Successful private equity managers have funds that are often oversubscribed and provide persistent abnormal returns. Why do not successful managers increase fund size or fees? We argue that managers want to attract high-quality entrepreneurs, while entrepreneurs want to match with high-ability managers. However, observing fund performance does not allow entrepreneurs to distinguish a manager’s ability from the quality of firms in the fund’s portfolio. As a consequence, a fund manager may devote unobserved effort to select firms, and keep fund size small to limit the cost of effort, hoping to manipulate entrepreneurs’ beliefs about his ability.
We investigate the relationship between market power and risk for a large panel of banks worldwide. Loan and deposit market power are measured separately at bank-year level, and the risk effect of market power is conditioned on several factors predicted by theory. Both loan and deposit market power have a stable, monotonically negative effect on risk, irrespective of risk measure. The effect is larger for asset risk, and is independent of charter value and capital ratios. The effect on default risk tends to decrease in the quality of banking regulation, whereas the conditioning effects of deposit insurance protection are mixed.
We study the joint responses of commodity future prices and positions of various trader groups to changes of the CBOE Volatility Index (VIX) before and after the recent financial crisis. Financial traders reduced their net long positions during the crisis in response to market distress, whereas hedgers facilitated this by reducing their net short positions as prices fell. This “convective risk flow” induced by the greater distress of financial institutions led to a change in the allocation of risk with hedgers holding more risk than they did previously. The presence of such a risk flow confirms the market impact of financial traders conditional on trades they initiate.
Conventional wisdom holds that small banks have comparative advantages vis-à-vis large banks in serving small firms, while recent literature suggests this may not be the case.

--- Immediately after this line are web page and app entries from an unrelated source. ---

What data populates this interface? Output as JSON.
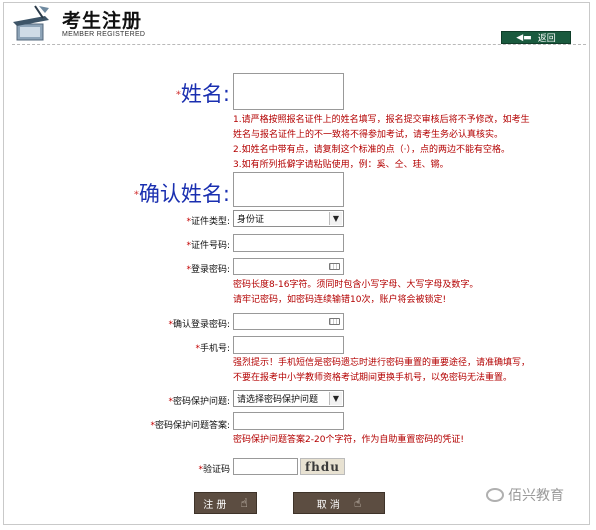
{
  "header": {
    "title": "考生注册",
    "subtitle": "MEMBER REGISTERED",
    "back_label": "返回"
  },
  "form": {
    "name_label": "姓名:",
    "name_notes": [
      "1.请严格按照报名证件上的姓名填写，报名提交审核后将不予修改，如考生",
      "姓名与报名证件上的不一致将不得参加考试，请考生务必认真核实。",
      "2.如姓名中带有点，请复制这个标准的点（·），点的两边不能有空格。",
      "3.如有所列抵僻字请粘贴使用，例：奚、仝、珪、锵。"
    ],
    "confirm_name_label": "确认姓名:",
    "id_type_label": "证件类型:",
    "id_type_value": "身份证",
    "id_number_label": "证件号码:",
    "password_label": "登录密码:",
    "password_notes": [
      "密码长度8-16字符。须同时包含小写字母、大写字母及数字。",
      "请牢记密码，如密码连续输错10次，账户将会被锁定!"
    ],
    "confirm_password_label": "确认登录密码:",
    "phone_label": "手机号:",
    "phone_notes": [
      "强烈提示！手机短信是密码遗忘时进行密码重置的重要途径，请准确填写，",
      "不要在报考中小学教师资格考试期间更换手机号，以免密码无法重置。"
    ],
    "question_label": "密码保护问题:",
    "question_value": "请选择密码保护问题",
    "answer_label": "密码保护问题答案:",
    "answer_note": "密码保护问题答案2-20个字符，作为自助重置密码的凭证!",
    "captcha_label": "验证码",
    "captcha_text": "fhdu",
    "required_mark": "*"
  },
  "buttons": {
    "submit_label": "注 册",
    "cancel_label": "取 消"
  },
  "watermark": "佰兴教育",
  "colors": {
    "note_red": "#b30000",
    "big_label_blue": "#1a2fb0",
    "button_brown": "#5c4d41",
    "back_green": "#1a5a3e"
  }
}
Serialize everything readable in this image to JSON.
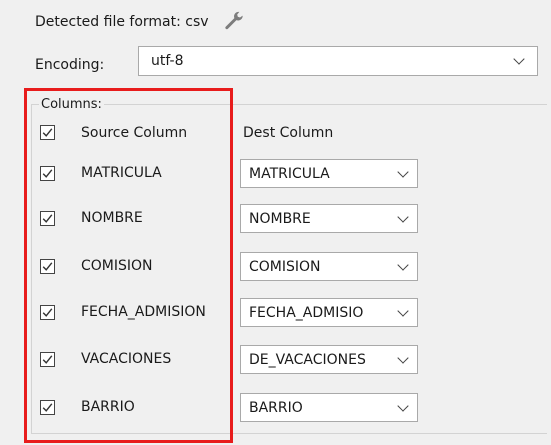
{
  "detected": {
    "text": "Detected file format: csv",
    "icon": "wrench-icon"
  },
  "encoding": {
    "label": "Encoding:",
    "value": "utf-8"
  },
  "columns": {
    "group_title": "Columns:",
    "header_source": "Source Column",
    "header_dest": "Dest Column",
    "header_checked": true,
    "rows": [
      {
        "source": "MATRICULA",
        "dest": "MATRICULA",
        "checked": true
      },
      {
        "source": "NOMBRE",
        "dest": "NOMBRE",
        "checked": true
      },
      {
        "source": "COMISION",
        "dest": "COMISION",
        "checked": true
      },
      {
        "source": "FECHA_ADMISION",
        "dest": "FECHA_ADMISIO",
        "checked": true
      },
      {
        "source": "VACACIONES",
        "dest": "DE_VACACIONES",
        "checked": true
      },
      {
        "source": "BARRIO",
        "dest": "BARRIO",
        "checked": true
      }
    ]
  },
  "colors": {
    "highlight": "#e81c1c",
    "background": "#f0f0f0",
    "field_border": "#a9a9a9"
  }
}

Using a panel of recent US start-ups, we investigate how small bank presence affects these firms in normal times (2004–06) and in the recent financial crisis (2007–09). We find that greater small bank presence yields significantly more lending to and slightly lower failure rates of these firms during normal times. However, these benefits disappear during the financial crisis, possibly because small banks are less diversified and benefit less from government guarantees than large banks.